Take each line of the entries below that contains "복리후생" and copy it.
===== INFORMATION PROVIDED
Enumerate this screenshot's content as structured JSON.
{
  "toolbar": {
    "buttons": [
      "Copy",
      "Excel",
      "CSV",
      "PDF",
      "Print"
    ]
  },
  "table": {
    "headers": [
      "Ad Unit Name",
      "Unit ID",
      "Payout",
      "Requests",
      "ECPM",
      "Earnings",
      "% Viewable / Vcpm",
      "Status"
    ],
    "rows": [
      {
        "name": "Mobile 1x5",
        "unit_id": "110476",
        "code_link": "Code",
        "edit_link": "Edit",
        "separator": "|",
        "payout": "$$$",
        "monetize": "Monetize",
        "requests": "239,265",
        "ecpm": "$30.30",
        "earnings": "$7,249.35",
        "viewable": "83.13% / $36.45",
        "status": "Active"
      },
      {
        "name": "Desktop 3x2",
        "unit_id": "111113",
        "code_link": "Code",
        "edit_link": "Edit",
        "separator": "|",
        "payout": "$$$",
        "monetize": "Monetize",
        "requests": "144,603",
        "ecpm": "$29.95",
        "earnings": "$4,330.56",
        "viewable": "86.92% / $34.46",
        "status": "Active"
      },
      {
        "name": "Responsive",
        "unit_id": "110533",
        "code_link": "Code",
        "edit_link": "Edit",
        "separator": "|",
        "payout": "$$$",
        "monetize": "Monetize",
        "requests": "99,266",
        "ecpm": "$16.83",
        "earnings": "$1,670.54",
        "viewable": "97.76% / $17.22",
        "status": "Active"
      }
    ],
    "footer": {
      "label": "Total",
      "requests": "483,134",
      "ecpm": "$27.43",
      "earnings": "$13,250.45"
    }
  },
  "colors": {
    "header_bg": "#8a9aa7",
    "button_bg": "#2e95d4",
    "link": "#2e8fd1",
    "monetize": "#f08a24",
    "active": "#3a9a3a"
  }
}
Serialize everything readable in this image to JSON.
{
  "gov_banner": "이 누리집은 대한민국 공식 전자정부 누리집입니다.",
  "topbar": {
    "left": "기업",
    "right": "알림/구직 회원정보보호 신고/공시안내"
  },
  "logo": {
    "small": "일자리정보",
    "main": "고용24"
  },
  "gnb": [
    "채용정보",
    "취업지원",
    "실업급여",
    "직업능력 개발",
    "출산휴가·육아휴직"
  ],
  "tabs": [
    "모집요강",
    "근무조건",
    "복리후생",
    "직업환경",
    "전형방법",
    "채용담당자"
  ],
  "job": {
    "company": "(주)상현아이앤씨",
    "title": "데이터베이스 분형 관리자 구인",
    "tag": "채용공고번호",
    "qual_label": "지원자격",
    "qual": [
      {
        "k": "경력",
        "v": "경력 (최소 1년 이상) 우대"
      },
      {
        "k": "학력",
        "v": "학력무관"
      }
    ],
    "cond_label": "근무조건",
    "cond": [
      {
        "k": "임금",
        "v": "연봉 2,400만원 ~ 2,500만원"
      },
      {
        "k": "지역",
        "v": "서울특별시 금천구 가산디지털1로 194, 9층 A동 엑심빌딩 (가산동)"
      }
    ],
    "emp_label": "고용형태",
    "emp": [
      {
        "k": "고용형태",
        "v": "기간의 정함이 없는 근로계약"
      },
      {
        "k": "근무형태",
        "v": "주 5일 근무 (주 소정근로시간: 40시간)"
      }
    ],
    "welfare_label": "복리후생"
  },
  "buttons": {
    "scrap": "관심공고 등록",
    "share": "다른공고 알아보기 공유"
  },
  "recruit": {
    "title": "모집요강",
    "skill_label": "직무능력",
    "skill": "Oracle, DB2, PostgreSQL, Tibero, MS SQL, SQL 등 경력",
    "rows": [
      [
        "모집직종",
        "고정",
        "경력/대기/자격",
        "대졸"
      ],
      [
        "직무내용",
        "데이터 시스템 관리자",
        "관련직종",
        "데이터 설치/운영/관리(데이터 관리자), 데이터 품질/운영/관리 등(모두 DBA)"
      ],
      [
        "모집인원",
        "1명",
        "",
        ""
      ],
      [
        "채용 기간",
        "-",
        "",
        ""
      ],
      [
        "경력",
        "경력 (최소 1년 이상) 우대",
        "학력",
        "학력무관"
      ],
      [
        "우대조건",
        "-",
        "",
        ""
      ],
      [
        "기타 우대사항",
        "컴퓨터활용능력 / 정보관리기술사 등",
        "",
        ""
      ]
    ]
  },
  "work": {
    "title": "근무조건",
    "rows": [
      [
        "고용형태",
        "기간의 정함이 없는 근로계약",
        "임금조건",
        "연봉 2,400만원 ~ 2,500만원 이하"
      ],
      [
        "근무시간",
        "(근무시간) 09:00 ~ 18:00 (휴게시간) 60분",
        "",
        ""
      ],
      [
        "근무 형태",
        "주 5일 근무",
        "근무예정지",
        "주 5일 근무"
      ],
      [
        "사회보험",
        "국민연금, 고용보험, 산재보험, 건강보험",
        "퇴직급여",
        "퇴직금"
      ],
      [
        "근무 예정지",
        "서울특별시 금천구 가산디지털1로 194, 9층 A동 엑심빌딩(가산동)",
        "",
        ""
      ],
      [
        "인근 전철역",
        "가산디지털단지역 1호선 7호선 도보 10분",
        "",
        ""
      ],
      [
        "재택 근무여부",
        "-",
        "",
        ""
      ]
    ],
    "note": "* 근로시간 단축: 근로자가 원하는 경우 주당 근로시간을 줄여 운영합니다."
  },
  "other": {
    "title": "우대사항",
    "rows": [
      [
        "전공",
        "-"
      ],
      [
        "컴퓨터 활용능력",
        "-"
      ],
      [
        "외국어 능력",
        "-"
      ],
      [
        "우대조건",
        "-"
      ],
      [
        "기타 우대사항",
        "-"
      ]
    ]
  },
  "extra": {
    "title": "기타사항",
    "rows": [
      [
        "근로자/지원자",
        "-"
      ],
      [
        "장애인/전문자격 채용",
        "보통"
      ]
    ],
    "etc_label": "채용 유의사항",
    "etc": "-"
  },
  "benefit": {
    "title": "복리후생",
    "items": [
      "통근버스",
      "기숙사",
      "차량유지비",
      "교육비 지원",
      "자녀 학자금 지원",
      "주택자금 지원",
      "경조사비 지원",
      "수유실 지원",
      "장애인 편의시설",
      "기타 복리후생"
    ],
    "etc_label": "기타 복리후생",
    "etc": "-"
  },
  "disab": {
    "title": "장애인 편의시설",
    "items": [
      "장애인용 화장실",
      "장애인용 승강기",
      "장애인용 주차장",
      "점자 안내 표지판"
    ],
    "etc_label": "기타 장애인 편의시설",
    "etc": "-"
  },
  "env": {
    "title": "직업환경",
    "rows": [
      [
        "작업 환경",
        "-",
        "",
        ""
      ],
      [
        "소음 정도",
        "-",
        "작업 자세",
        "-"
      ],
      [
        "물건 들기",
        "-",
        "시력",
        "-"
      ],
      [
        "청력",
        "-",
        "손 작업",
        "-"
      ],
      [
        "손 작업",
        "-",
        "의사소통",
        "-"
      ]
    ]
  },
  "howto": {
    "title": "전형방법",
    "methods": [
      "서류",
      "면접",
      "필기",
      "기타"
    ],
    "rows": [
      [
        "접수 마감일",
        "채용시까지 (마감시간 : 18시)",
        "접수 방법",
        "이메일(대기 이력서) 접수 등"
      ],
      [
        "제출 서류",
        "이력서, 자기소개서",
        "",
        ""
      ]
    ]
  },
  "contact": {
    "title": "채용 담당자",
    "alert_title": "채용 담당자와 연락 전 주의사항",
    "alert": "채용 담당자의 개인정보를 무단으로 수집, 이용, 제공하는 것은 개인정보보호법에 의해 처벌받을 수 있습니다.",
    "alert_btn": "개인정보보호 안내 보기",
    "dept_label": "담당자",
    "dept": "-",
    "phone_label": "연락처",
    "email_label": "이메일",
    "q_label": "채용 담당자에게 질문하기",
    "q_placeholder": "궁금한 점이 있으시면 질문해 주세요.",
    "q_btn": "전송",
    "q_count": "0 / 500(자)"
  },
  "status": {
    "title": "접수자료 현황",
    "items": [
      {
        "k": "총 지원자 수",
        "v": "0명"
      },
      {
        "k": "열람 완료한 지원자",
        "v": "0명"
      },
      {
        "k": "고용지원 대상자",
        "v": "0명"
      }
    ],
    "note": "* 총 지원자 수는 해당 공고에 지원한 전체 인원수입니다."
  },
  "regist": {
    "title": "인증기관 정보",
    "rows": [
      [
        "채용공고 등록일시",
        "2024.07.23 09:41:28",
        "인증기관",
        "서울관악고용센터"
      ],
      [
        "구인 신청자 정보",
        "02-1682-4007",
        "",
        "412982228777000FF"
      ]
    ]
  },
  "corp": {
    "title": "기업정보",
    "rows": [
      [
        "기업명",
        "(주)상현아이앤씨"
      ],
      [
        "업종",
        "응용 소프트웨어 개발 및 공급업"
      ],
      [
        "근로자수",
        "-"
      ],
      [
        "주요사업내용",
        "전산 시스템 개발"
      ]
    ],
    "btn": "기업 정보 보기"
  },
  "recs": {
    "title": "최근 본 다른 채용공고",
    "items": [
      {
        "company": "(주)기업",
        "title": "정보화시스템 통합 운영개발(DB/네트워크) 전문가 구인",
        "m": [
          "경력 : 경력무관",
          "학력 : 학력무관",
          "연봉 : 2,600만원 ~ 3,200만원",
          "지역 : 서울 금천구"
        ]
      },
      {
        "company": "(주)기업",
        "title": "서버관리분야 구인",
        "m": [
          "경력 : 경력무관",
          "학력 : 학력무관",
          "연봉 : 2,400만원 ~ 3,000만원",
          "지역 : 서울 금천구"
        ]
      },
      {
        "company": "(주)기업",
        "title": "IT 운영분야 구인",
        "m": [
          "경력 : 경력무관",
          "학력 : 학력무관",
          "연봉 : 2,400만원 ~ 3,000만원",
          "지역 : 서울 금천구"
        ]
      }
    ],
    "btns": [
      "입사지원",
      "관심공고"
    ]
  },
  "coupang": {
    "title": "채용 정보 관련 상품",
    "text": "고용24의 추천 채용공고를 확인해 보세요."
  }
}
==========
(OUTPUT FOR THIS TASK):
    "복리후생",
    "welfare_label": "복리후생"
    "title": "복리후생",
      "기타 복리후생"
    "etc_label": "기타 복리후생",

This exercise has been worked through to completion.